I got a call today. 1.5 weeks into the school year.
It’s usually the Discipline Lady. Or the Principal.
Could also be the SPED (special education) teacher.
But it’s never good.
“Hi, so….your child is….okay….but…
We are writing him up for an incident…
He didn’t start it…but…
He pushed/kicked/swore/defied more than the others….
And we frankly just can’t figure out how to get the other kids to control themselves or be nice….
It’s just easier to focus on individuals and not group dynamics….
If he didn’t have an IEP he’d be suspended….so….you know….we’re kind of doing you a favor….
We’re hoping the parents of the other kids will instill the fear of God so we don’t have to….
It’s all within the law. We’ve covered our bases.
It’s really just a formality. We just have to let you know.
If it happens again we may have to take it to the next level.”
What’s the next level? Hell?
I’m so tired of the complaints. Some days feel like nothing but complaints. Random kids in parks complain. Teachers, coaches, neighbors, even family members. People who know him, know us and even know a little bit about what he’s up against, still complain.
He is in the way.
He is not sharing.
He is refusing to comply.
He is not listening.
He is not participating.
He hugs too hard.
He’s being rude.
He is swearing.
He is laughing at an inappropriate moment.
He is doing something dangerous.
He is playing with his sensory sand too much.
He is spilling his sensory sand too much.
He is swearing too much.
He is out of control.
He is too loud.
He’s acting like a beast.
He’s too much.
And I’m supposed to fix it.
That’s the implication when your kid is misbehaving. 9 times out of 10, the solution is punish harder. It’s an instinct and I get it. But it’s wrong. I’m supposed to know how to make him stop. But it’s not that easy. Sometimes the easiest thing to do is just leave. I’ve learned to leave or just not bring him places.
Here’s the deal – ADHD kids have a big disconnect between knowing right from wrong and being able to tap into that knowledge when impulsive instincts take over. It’s like trying to google the nearest public restroom with no wifi…you’re going to pee your pants before you get the response you’re looking for, no matter how many times you hit send. ADHD kids just react when nature calls. To script or train more socially acceptable reactions takes time and patience under every conceivable scenario. Time and patience are something our culture seems to be extremely stingy with.
So…I was nearly paralyzed with anxiety over him starting this school year.
I really, really want it to go easier for him this year.
Success for students is measured in academics and social engagement. ADHD kids also have IEP goals. And then there are the “incidents” when some major school rule is broken.

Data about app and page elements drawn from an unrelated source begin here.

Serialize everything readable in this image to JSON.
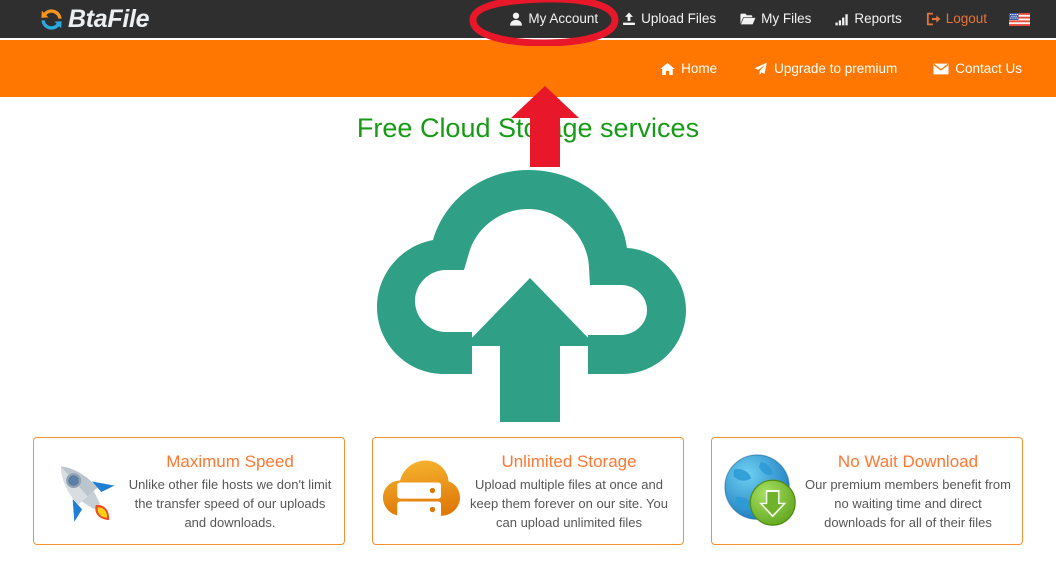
{
  "brand": {
    "name": "BtaFile",
    "icon": "sync-refresh-icon",
    "icon_colors": {
      "top_arrow": "#f7941e",
      "bottom_arrow": "#29abe2"
    },
    "text_color": "#eceff1"
  },
  "topbar": {
    "background": "#2f2f2f",
    "items": [
      {
        "label": "My Account",
        "icon": "user-icon",
        "color": "#f3f3f3"
      },
      {
        "label": "Upload Files",
        "icon": "upload-icon",
        "color": "#f3f3f3"
      },
      {
        "label": "My Files",
        "icon": "folder-icon",
        "color": "#f3f3f3"
      },
      {
        "label": "Reports",
        "icon": "bar-chart-icon",
        "color": "#f3f3f3"
      },
      {
        "label": "Logout",
        "icon": "sign-out-icon",
        "color": "#e8743b"
      }
    ],
    "language_flag": "us-flag-icon"
  },
  "orangebar": {
    "background": "#ff7700",
    "items": [
      {
        "label": "Home",
        "icon": "home-icon"
      },
      {
        "label": "Upgrade to premium",
        "icon": "rocket-paper-plane-icon"
      },
      {
        "label": "Contact Us",
        "icon": "envelope-icon"
      }
    ]
  },
  "hero": {
    "title": "Free Cloud Storage services",
    "title_color": "#179b17",
    "graphic": "cloud-upload-icon",
    "graphic_color": "#2fa086"
  },
  "features": [
    {
      "title": "Maximum Speed",
      "description": "Unlike other file hosts we don't limit the transfer speed of our uploads and downloads.",
      "icon": "rocket-icon"
    },
    {
      "title": "Unlimited Storage",
      "description": "Upload multiple files at once and keep them forever on our site. You can upload unlimited files",
      "icon": "cloud-server-icon"
    },
    {
      "title": "No Wait Download",
      "description": "Our premium members benefit from no waiting time and direct downloads for all of their files",
      "icon": "globe-download-icon"
    }
  ],
  "annotations": {
    "color": "#e8182a",
    "items": [
      {
        "shape": "ellipse",
        "target": "My Account",
        "name": "annotation-circle-my-account"
      },
      {
        "shape": "arrow-up",
        "target": "My Account",
        "name": "annotation-arrow-up"
      }
    ]
  }
}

My little guy did very well academically last year. He struggled socially and as a result he had many incidents. The school tracks every single incident and in some cases has to report them to the state, even if the student has an IEP. Incidents indicate a lack of self control.
It’s surreal to me that my highest hope for my child is not to perform in the highest percentiles in reading and math, or be Mr. Popular, or an all star athlete. My greatest hope for 3rd grade is to have zero or near zero incidents.
Because it means he has figured out how to side step conflicts with his peers. He’s matured enough to ignore the provocations. He has the self control to not respond in kind. It means, frankly a fucking miracle has happened for him. He wants more than anything to do the right thing, what he knows to do, even in the heat of the moment, when kids are being mean or the circumstances are stressful. He wants that more than anyone.
Today, 1.5 weeks into the school year, I got that call. The school ID lit up my phone screen. I tensed up automatically as my body is now conditioned to do.
Brace your self.
It’ll be okay.
“Hi, this is the SPED teacher.
Um, yeah, so I just wanted to let you know that little man has had an AWESOME week! It’s been really excellent. He’s a little worried because he only got a B mark today, but we are super excited about how he’s doing. We just wanted you to know.”
I thanked him.
I hung up and realized I hadn’t exhaled yet.
My chest was pounding now with joy instead of trepidation.
I’m knocking wood all over the place.
Thank you, thank you to all the positive, loving lights who led us through uncertain waters to an island of hope.